SCO is a name most users and providers of Linux have come to hate. SCOis leader, Darl McBride, is the personification of evil to the supporters of Open Source.
Because SCO believes it owns much of what makes up the core of Linux, the Open Source OS developed by Linus Torvalds, and the company has been aggressively demanding that anyone who is providing or using Linux to pay. To that end, SCO has a slew of lawsuits in the courts, and it believes it will win them.While you may understand what SCO is attempting with its litigation, you may not know why. Wired News has posted an in-depth look at SCO, CEO Darl McBride, and the reasonings and causes behind SCOis beliefs and actions. Hereis an excerpt from the article, The Linux Killer:
Sitting in a conference room at SCO headquarters, flanked by two walls of floor-to-ceiling shelves containing thousands of freshly bindered Unix licensing contracts, McBride says that all the noise suggests his team is about to score an upset victory. "The yelling gets the loudest when youire near the end zone," he says, banking a metaphor off years of devotion to the Oakland Raiders. "Weire in their stadium, and itis as noisy as it can get. But we think the crowd is going to get very quiet when we put some points on the board."
Stocky and thick around the waist, his dark hair graying at the temples, Darl McBride doesnit seem like a bomb-throwing, high tech counterrevolutionary. He speaks imprecisely and haltingly about issues like constitutional law and the GNU General Public License, which governs the distribution of Linux. But McBride is certain that heis right, even if many legal analysts say the factual reed on which SCO bases its claim is thin.

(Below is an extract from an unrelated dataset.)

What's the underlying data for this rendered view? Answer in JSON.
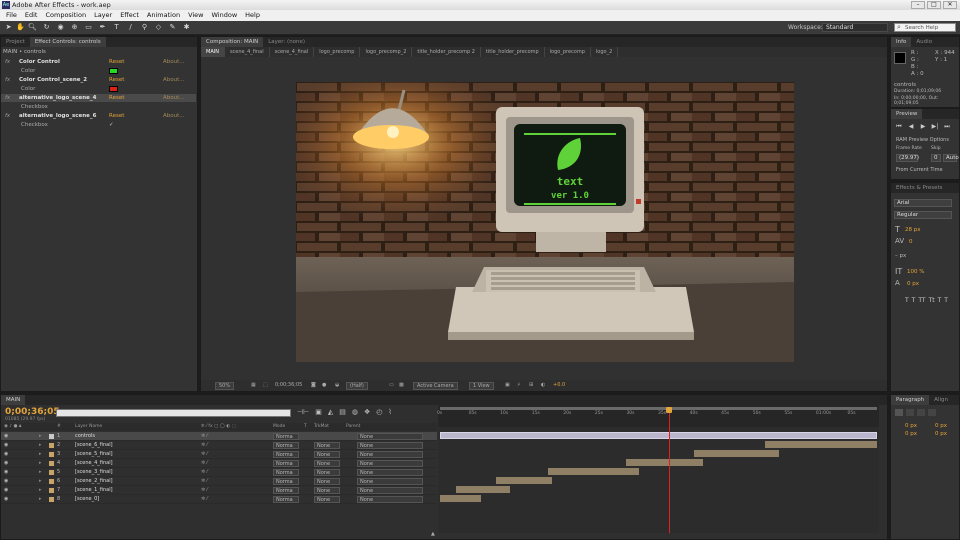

He believes heis on the just side of a historic struggle that has significance beyond todayis headlines.
"It seems to me that the battle isnit really SCO versus IBM, or SCO versus Linux," McBride says. "I think thereis a war going on. The war is around the future of the operating system, and whether itis going to be free or not."
There may indeed be a holy war raging, but SCO joined it out of desperation, not in deference to a higher calling. The very day that McBride took the job as CEO in 2002, the company, then a friendly Linux reseller known as Caldera Systems, received a delisting notice from Nasdaq - despite having done a reverse four-for-one stock split just three months before. It then spent $4 million in a stock buyback to boost the price, which left the business with less than four monthsi worth of cash in the bank. Calderais Linux operation was spending $4 for every dollar in revenue it earned. McBride faced a nearly hopeless situation. One of his first moves was to change the name of the company to the SCO Group and craft a strategy to use its ownership of Unix as a legal weapon against the Linux community.
The lengthy article (6 pages) provide a very interesting and detailed look at SCO, and is a recommended read.